Paper money can reportedly carry more germs than a household toilet. And bills are a hospitable environment for gross microbes: viruses and bacteria can live on most surfaces for about 48 hours, but paper money can reportedly transport a live flu virus for up to 17 days.
Can you get sick from germs?
There are, however, some germs which can make people sick if they enter their bodies, for example, hepatitis A and Salmonella germs. Other germs which usually stay in certain parts of the body where they do not cause disease, will make a person sick if they find their way to another part of the body.
Where is the most bacteria on your body?
Bacteria live on the skin, inside the nose, in the throat, in the mouth, in the vagina, and in the gut. The majority of the bacteria found in the body live in the human gut.
How long do germs live after coughing?
How long do cold and flu viruses stay alive after infected people cough or sneeze? Cold and flu virus-laden droplets may remain infectious for several hours, depending on where they fall. Viruses generally remain active longer on stainless steel, plastic and similar hard surfaces than on fabric and other soft surfaces.

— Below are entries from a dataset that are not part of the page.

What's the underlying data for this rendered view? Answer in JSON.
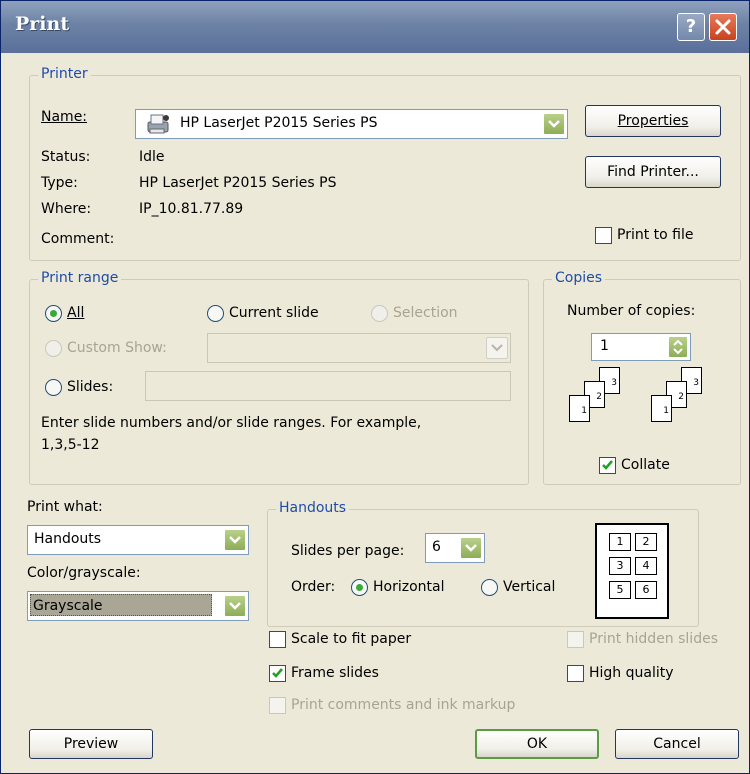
{
  "window": {
    "title": "Print"
  },
  "printer": {
    "legend": "Printer",
    "name_label": "Name:",
    "name_value": "HP LaserJet P2015 Series PS",
    "status_label": "Status:",
    "status_value": "Idle",
    "type_label": "Type:",
    "type_value": "HP LaserJet P2015 Series PS",
    "where_label": "Where:",
    "where_value": "IP_10.81.77.89",
    "comment_label": "Comment:",
    "properties_button": "Properties",
    "find_printer_button": "Find Printer...",
    "print_to_file": "Print to file",
    "print_to_file_checked": false
  },
  "print_range": {
    "legend": "Print range",
    "all": "All",
    "current_slide": "Current slide",
    "selection": "Selection",
    "custom_show": "Custom Show:",
    "slides": "Slides:",
    "help_text_line1": "Enter slide numbers and/or slide ranges. For example,",
    "help_text_line2": "1,3,5-12",
    "selected": "All"
  },
  "copies": {
    "legend": "Copies",
    "number_label": "Number of copies:",
    "number_value": "1",
    "collate": "Collate",
    "collate_checked": true,
    "stack_a": [
      "1",
      "2",
      "3"
    ],
    "stack_b": [
      "1",
      "2",
      "3"
    ]
  },
  "print_what": {
    "label": "Print what:",
    "value": "Handouts"
  },
  "color": {
    "label": "Color/grayscale:",
    "value": "Grayscale"
  },
  "handouts": {
    "legend": "Handouts",
    "slides_per_page_label": "Slides per page:",
    "slides_per_page_value": "6",
    "order_label": "Order:",
    "horizontal": "Horizontal",
    "vertical": "Vertical",
    "order_selected": "Horizontal",
    "preview_numbers": [
      "1",
      "2",
      "3",
      "4",
      "5",
      "6"
    ]
  },
  "options": {
    "scale_to_fit": "Scale to fit paper",
    "frame_slides": "Frame slides",
    "print_comments": "Print comments and ink markup",
    "print_hidden": "Print hidden slides",
    "high_quality": "High quality",
    "scale_checked": false,
    "frame_checked": true,
    "high_quality_checked": false
  },
  "buttons": {
    "preview": "Preview",
    "ok": "OK",
    "cancel": "Cancel"
  }
}
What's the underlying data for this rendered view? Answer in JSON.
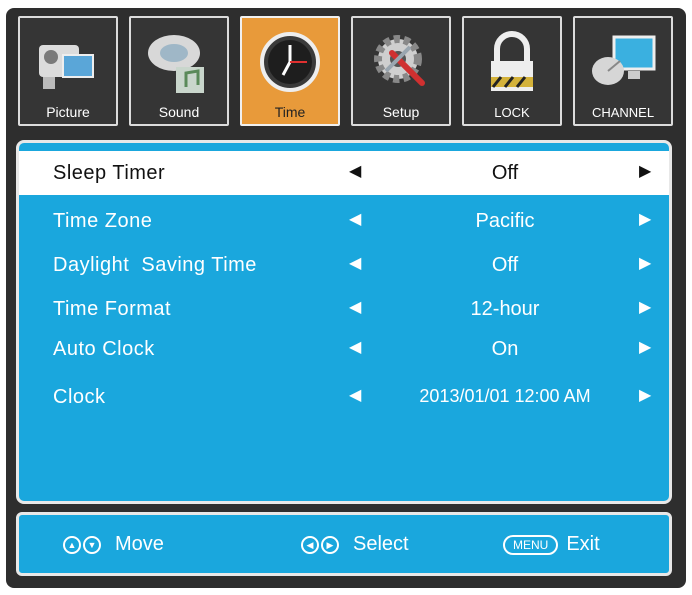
{
  "tabs": [
    {
      "label": "Picture",
      "icon": "camera-icon"
    },
    {
      "label": "Sound",
      "icon": "speaker-icon"
    },
    {
      "label": "Time",
      "icon": "clock-icon"
    },
    {
      "label": "Setup",
      "icon": "gear-wrench-icon"
    },
    {
      "label": "LOCK",
      "icon": "lock-icon"
    },
    {
      "label": "CHANNEL",
      "icon": "satellite-icon"
    }
  ],
  "active_tab": "Time",
  "rows": [
    {
      "name": "Sleep Timer",
      "value": "Off"
    },
    {
      "name": "Time Zone",
      "value": "Pacific"
    },
    {
      "name": "Daylight  Saving Time",
      "value": "Off"
    },
    {
      "name": "Time Format",
      "value": "12-hour"
    },
    {
      "name": "Auto Clock",
      "value": "On"
    },
    {
      "name": "Clock",
      "value": "2013/01/01 12:00 AM"
    }
  ],
  "arrows": {
    "left": "◀",
    "right": "▶"
  },
  "footer": {
    "move_label": "Move",
    "select_label": "Select",
    "menu_key": "MENU",
    "exit_label": "Exit"
  },
  "colors": {
    "panel": "#1aa7dd",
    "active_tab": "#e89a3a",
    "frame": "#2e2e2e"
  }
}
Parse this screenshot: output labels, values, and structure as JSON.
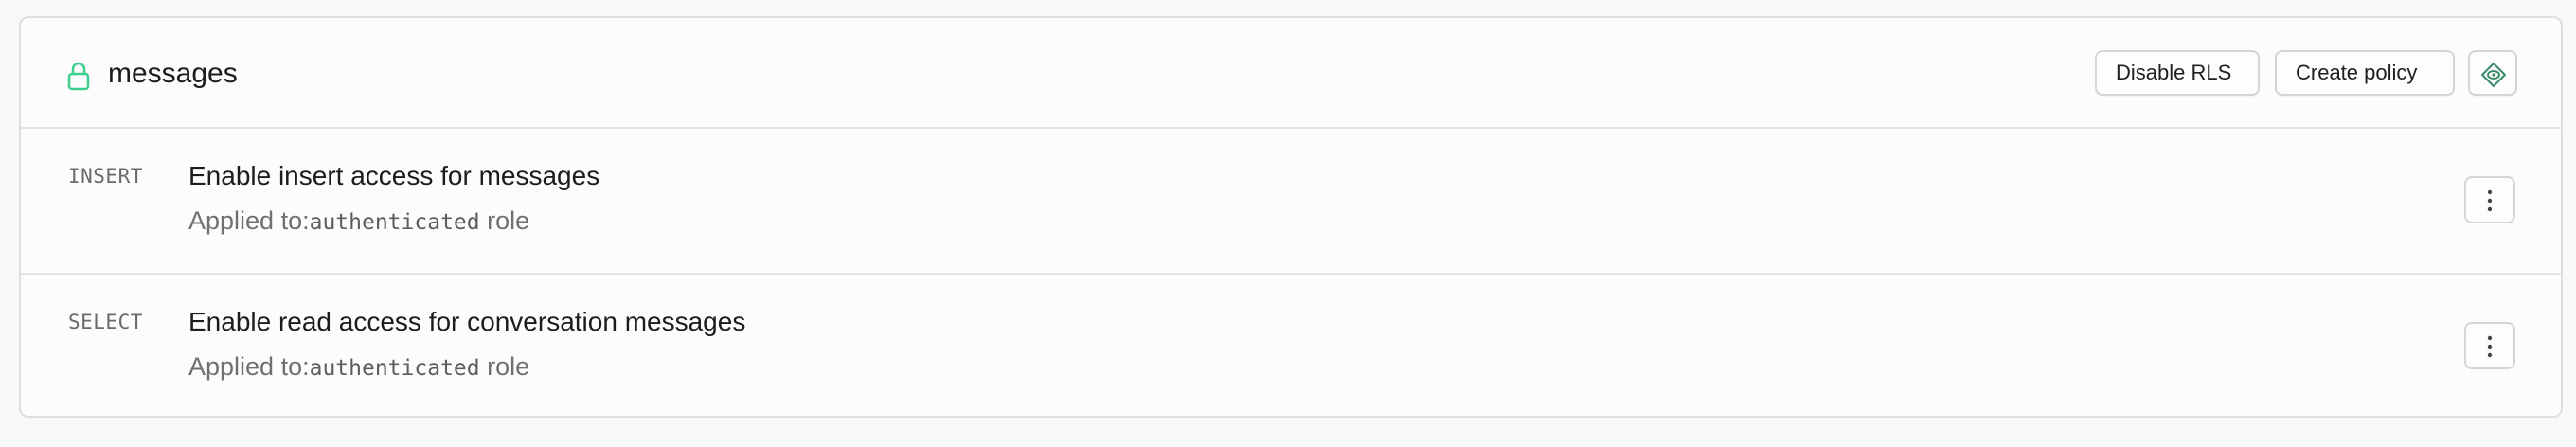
{
  "table": {
    "name": "messages",
    "lock_icon": "lock-icon",
    "lock_color": "#3ecf8e",
    "buttons": {
      "disable_rls": "Disable RLS",
      "create_policy": "Create policy",
      "extra_icon": "diamond-eye-icon"
    }
  },
  "policies": [
    {
      "command": "INSERT",
      "name": "Enable insert access for messages",
      "applied_prefix": "Applied to:",
      "role": "authenticated",
      "role_suffix": " role",
      "menu_icon": "more-vertical-icon"
    },
    {
      "command": "SELECT",
      "name": "Enable read access for conversation messages",
      "applied_prefix": "Applied to:",
      "role": "authenticated",
      "role_suffix": " role",
      "menu_icon": "more-vertical-icon"
    }
  ]
}
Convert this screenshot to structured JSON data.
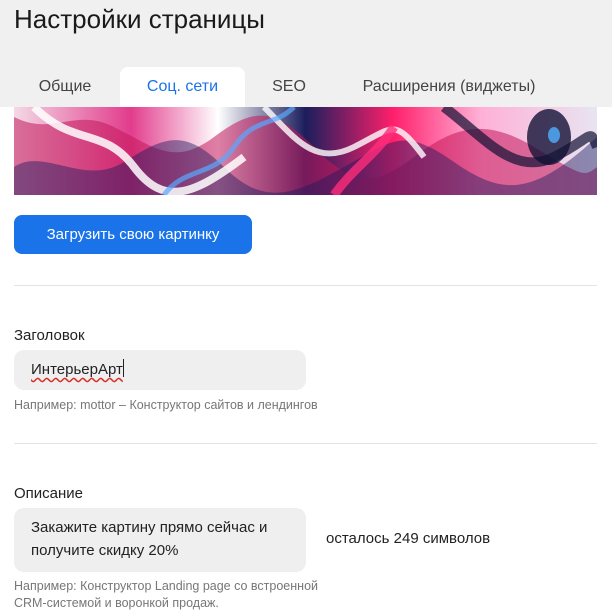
{
  "header": {
    "title": "Настройки страницы",
    "tabs": [
      {
        "label": "Общие",
        "active": false
      },
      {
        "label": "Соц. сети",
        "active": true
      },
      {
        "label": "SEO",
        "active": false
      },
      {
        "label": "Расширения (виджеты)",
        "active": false
      }
    ]
  },
  "cover": {
    "upload_button": "Загрузить свою картинку"
  },
  "title_field": {
    "label": "Заголовок",
    "value": "ИнтерьерАрт",
    "hint": "Например: mottor – Конструктор сайтов и лендингов"
  },
  "description_field": {
    "label": "Описание",
    "value_line1": "Закажите картину прямо сейчас и",
    "value_line2": "получите скидку 20%",
    "counter": "осталось 249 символов",
    "hint_line1": "Например: Конструктор Landing page со встроенной",
    "hint_line2": "CRM-системой и воронкой продаж."
  },
  "colors": {
    "accent": "#1a73e8",
    "header_bg": "#f0f0f0",
    "input_bg": "#efefef"
  }
}
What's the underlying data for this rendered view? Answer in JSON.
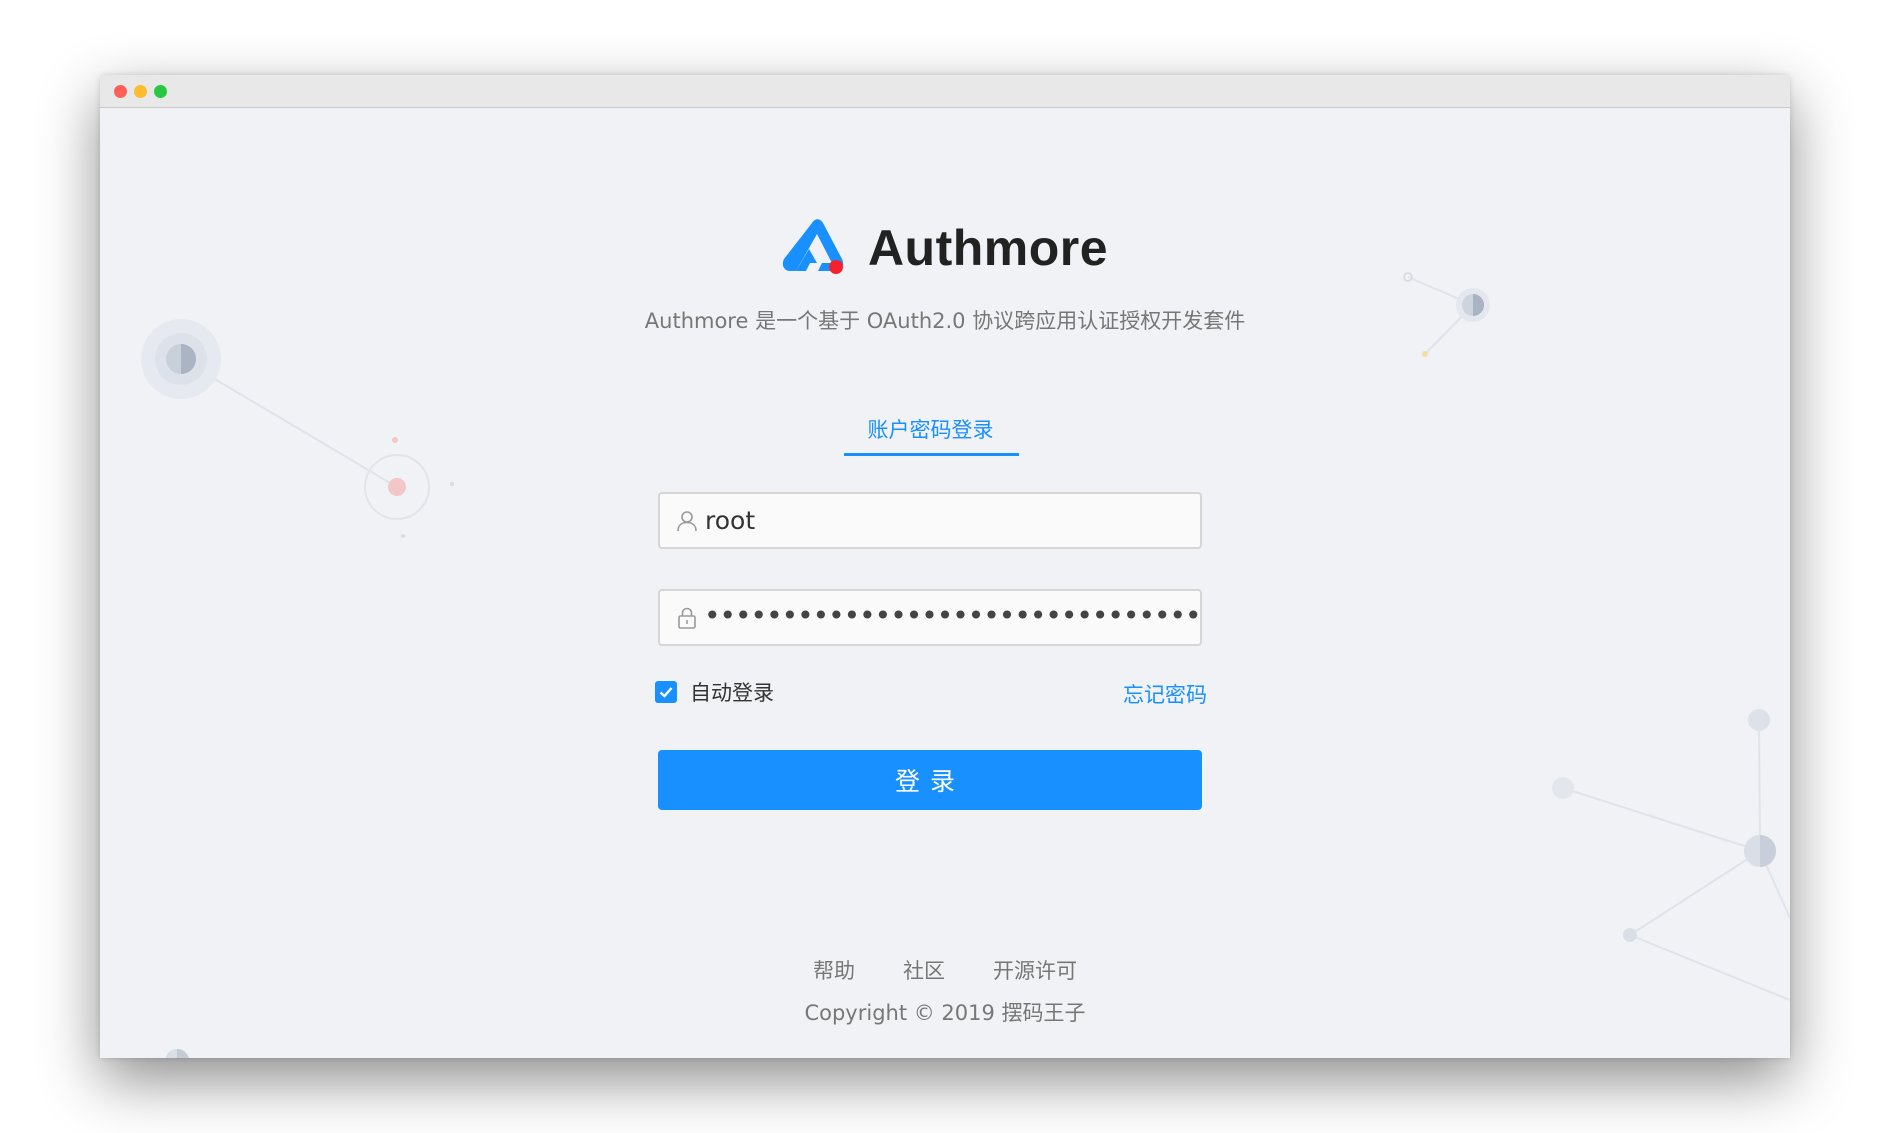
{
  "window": {
    "controls": [
      "close",
      "minimize",
      "zoom"
    ]
  },
  "brand": {
    "name": "Authmore",
    "subtitle": "Authmore 是一个基于 OAuth2.0 协议跨应用认证授权开发套件",
    "logo_colors": {
      "primary": "#1890ff",
      "dot": "#f5222d"
    }
  },
  "login": {
    "tab_label": "账户密码登录",
    "username_value": "root",
    "username_icon": "user-icon",
    "password_masked": "••••••••••••••••••••••••••••••••",
    "password_icon": "lock-icon",
    "remember_label": "自动登录",
    "remember_checked": true,
    "forgot_label": "忘记密码",
    "submit_label": "登录"
  },
  "footer": {
    "links": [
      "帮助",
      "社区",
      "开源许可"
    ],
    "copyright": "Copyright © 2019 摆码王子"
  },
  "colors": {
    "accent": "#1890ff",
    "background": "#f0f2f5"
  }
}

What are the dirtiest things we touch?
10 Dirtiest Things You Touch and How to Stay Safe From GermsDish Sponges or Rags. Why: Dirt plus moisture equals bad news. … Kitchen Sinks. Why: This is the second highest breeding ground for e. … Toothbrush Holders. Why: “Nasty germs collect. … Pet Bowls. … Coffee Makers. … Bathroom Faucet Handles. … Kitchen Counters. … Cutting Boards.More items…
Where is the most germs in your house?
The Nasty 9: What Are the Germiest Places in Your Home?Dish sponges. “Number one is the household sponge – almost all have E. … Kitchen sink. Gerba says the kitchen contains more germs than the bathroom, and the kitchen sink places second in the germiest places in your home. … Toothbrush holder. … Pet bowl and pet toys. … Coffee reservoir. … Bathroom faucet handles. … Countertop. … Stove knobs.